Older kids, especially those who have been to Disney World in the past, probably have some clear ideas on what they like: which attractions are their favorites and which parks they enjoy the most. As you plan your schedule, talk with your kids about what they most want to do and see on the vacation. You might consider allowing them to select a few of their favorite activities that you will include in your “must do” plan.

2 – Involve Them In Planning Your Accommodations

Many kids who are of grade school age have favorite characters or themes. You can help them have even more fun by building on those themes. For example, if they are a pirate fan, consider booking a stay in a pirate-themed room at Disney’s Caribbean Beach Resort. If they like the Cars characters or are a fan of The Little Mermaid, consider booking a room at Disney’s Art Of Animation Resort. And if they are into the future (at least a somewhat retro version of it), book your stay at Disney’s Contemporary Resort and enjoy the views as the monorails glide by.

Have more fun by matching your kid's interests to your plans.

Have more fun by matching your kid’s interests to your plans.

3 – Involve Them In Planning Your Meals

Just as you can build parts of your vacation accommodations around you children’s interests, you can do the same when it comes to meals. While this may take a bit more prompting, you can talk with your kids about their favorite Disney experiences and how those might translate into dining experiences. Are they a little bit of country? Consider booking the Hoop-De-Doo Musical Review at Disney’s Fort Wilderness Campgrounds. Do they enjoy B-movies or nostalgia? Make plans to enjoy a meal at the Sci-Fi Dine-In Theater at Disney’s Hollywood Studios.

4 – Involve Them In Planning For Souvenirs

As kids get older, you have an opportunity to help them learn a bit about earning, spending, and making good choices with their money. You can read about some souvenir budgeting ideas here, but whatever your philosophy on souvenirs, you probably want to work out your family’s approach to souvenirs in advance. You will make your trip much less stressful by talking through money issues before you arrive at a “moment of truth” in a Disney store with that irresistible trinket with reach.

5 – Involve Them In Planning For Disney Trading Pins

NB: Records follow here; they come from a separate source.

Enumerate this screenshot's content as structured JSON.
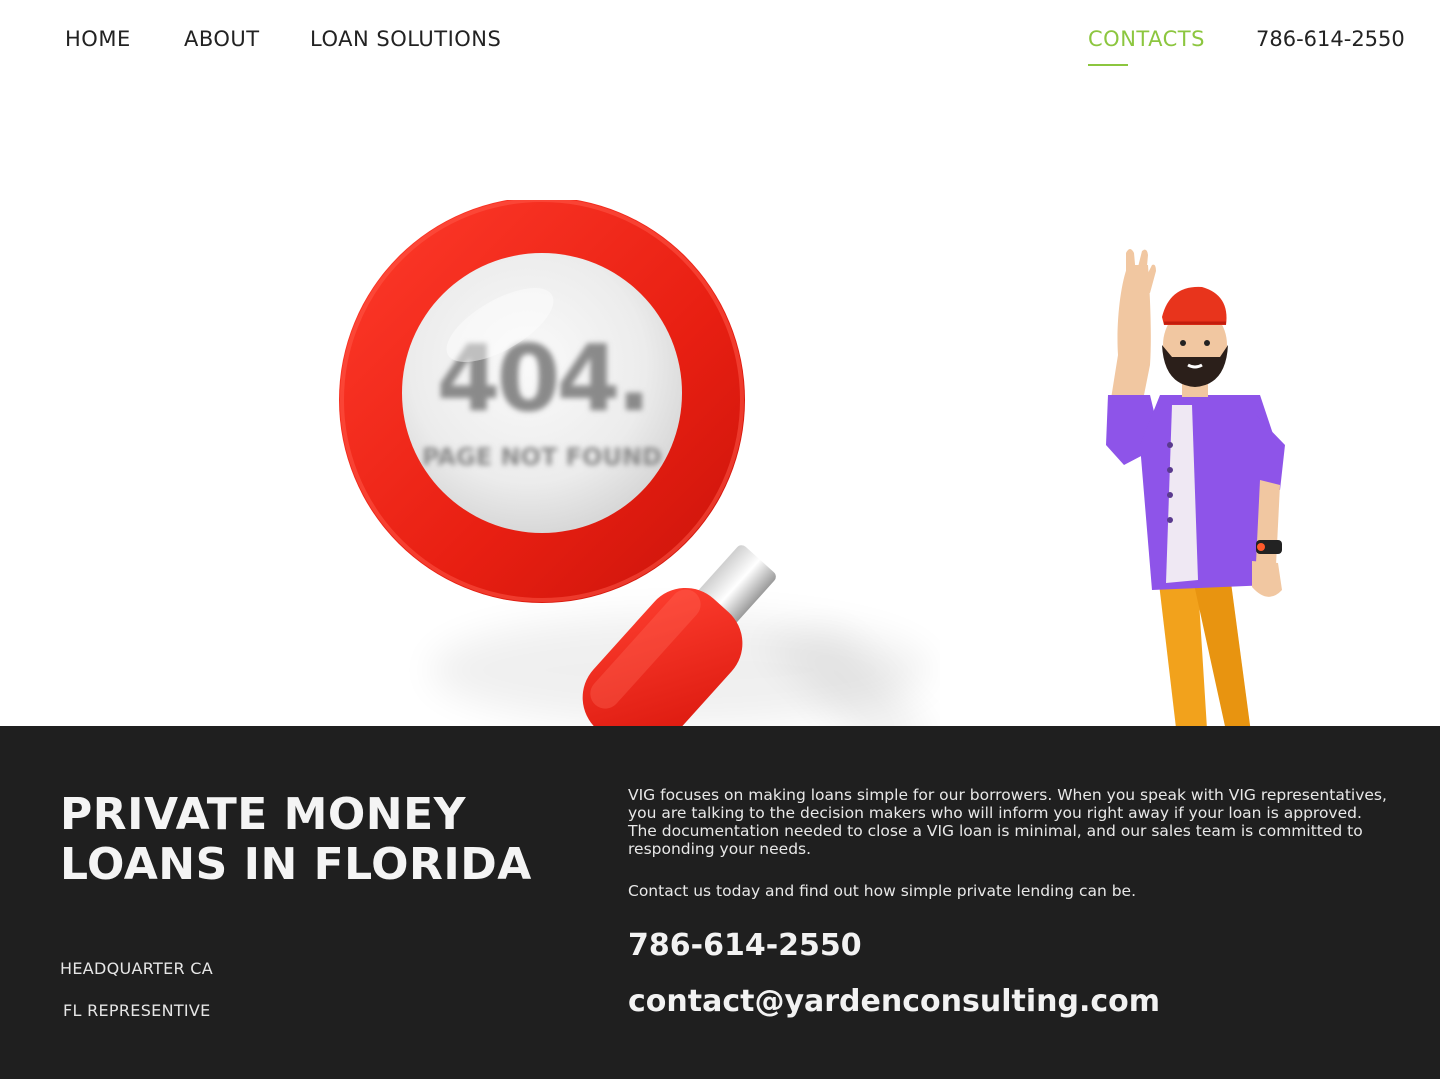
{
  "nav": {
    "home": "HOME",
    "about": "ABOUT",
    "loan_solutions": "LOAN SOLUTIONS",
    "contacts": "CONTACTS",
    "phone": "786-614-2550",
    "active_color": "#8cc63f"
  },
  "hero": {
    "error_code": "404.",
    "error_message": "PAGE NOT FOUND"
  },
  "footer": {
    "title_line1": "PRIVATE MONEY",
    "title_line2": "LOANS IN FLORIDA",
    "location_1": "HEADQUARTER CA",
    "location_2": "FL REPRESENTIVE",
    "description": "VIG focuses on making loans simple for our borrowers. When you speak with VIG representatives, you are talking to the decision makers who will inform you right away if your loan is approved. The documentation needed to close a VIG loan is minimal, and our sales team is committed to responding your needs.",
    "cta": "Contact us today and find out how simple private lending can be.",
    "phone": "786-614-2550",
    "email": "contact@yardenconsulting.com",
    "background_color": "#1f1f1f"
  }
}
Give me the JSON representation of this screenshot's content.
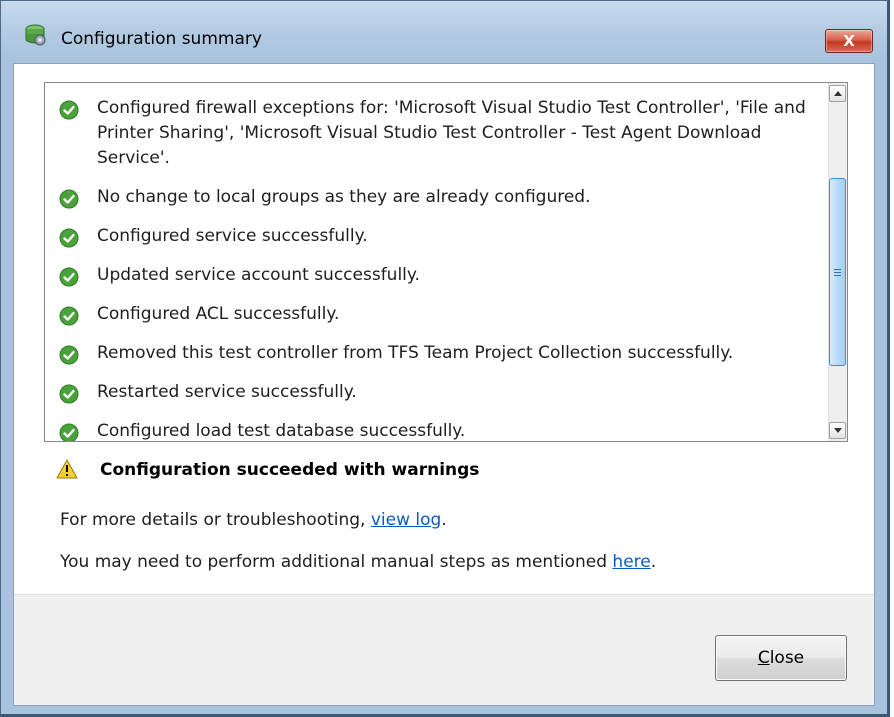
{
  "window": {
    "title": "Configuration summary",
    "close_glyph": "X",
    "app_icon": "server-config-icon"
  },
  "summary": {
    "items": [
      {
        "icon": "check-circle-icon",
        "text": "Configured firewall exceptions for: 'Microsoft Visual Studio Test Controller', 'File and Printer Sharing', 'Microsoft Visual Studio Test Controller - Test Agent Download Service'."
      },
      {
        "icon": "check-circle-icon",
        "text": "No change to local groups as they are already configured."
      },
      {
        "icon": "check-circle-icon",
        "text": "Configured service successfully."
      },
      {
        "icon": "check-circle-icon",
        "text": "Updated service account successfully."
      },
      {
        "icon": "check-circle-icon",
        "text": "Configured ACL successfully."
      },
      {
        "icon": "check-circle-icon",
        "text": "Removed this test controller from TFS Team Project Collection successfully."
      },
      {
        "icon": "check-circle-icon",
        "text": "Restarted service successfully."
      },
      {
        "icon": "check-circle-icon",
        "text": "Configured load test database successfully."
      }
    ]
  },
  "status": {
    "icon": "warning-triangle-icon",
    "text": "Configuration succeeded with warnings"
  },
  "details": {
    "prefix": "For more details or troubleshooting, ",
    "link": "view log",
    "suffix": "."
  },
  "manual": {
    "prefix": "You may need to perform additional manual steps as mentioned ",
    "link": "here",
    "suffix": "."
  },
  "footer": {
    "close_mnemonic": "C",
    "close_rest": "lose"
  },
  "colors": {
    "check_green": "#4aa23a",
    "warning_yellow": "#f4cf2e",
    "link_blue": "#0a5bc4",
    "title_close_red": "#c4371f"
  }
}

Many kids in grade school love collecting and trading Disney pins. It allows them to make purchases, get pins with images of their favorite characters and attractions, and interact with other Disney guests and Cast Members. However, collecting Disney trading pins can be expensive. Individual pins purchased on Disney property can cost upwards of $15 each. You can help jump start the process by purchasing pins on Ebay or Craig’s List. You can often get a full lot of pins at a good price. This can help you prime the collecting process in an inexpensive way. From there you can trade at the parks, and perhaps purchase a few extra pins during your vacation.

Disney trading pins can be expensive if you only by them on Disney property.

Disney trading pins can be expensive if you only buy them on Disney property.

6 – Involve Them In Planning For Character Meetings

Many kids have favorite Disney characters. Meeting them in person can be a thrill. But meeting characters can take up a lot of time on a vacation. If you decide to get your one-on-one character time at a Disney character meal, it can become expensive. Spend some time discussing the top-priority characters and how you will plan to meet them. If you can afford it, a specially planned character meal or two can allow you to meet popular characters like Mickey Mouse or a Disney Princess without waiting in a long line.

7 – Plan Some Pool Time

Many kids enjoy spending time playing in the pool. Taking a break from the hot, mid-day Florida sun back at your resort’s pool can be a great way to cool off.

How do you involve your kids in planning your Disney vacation?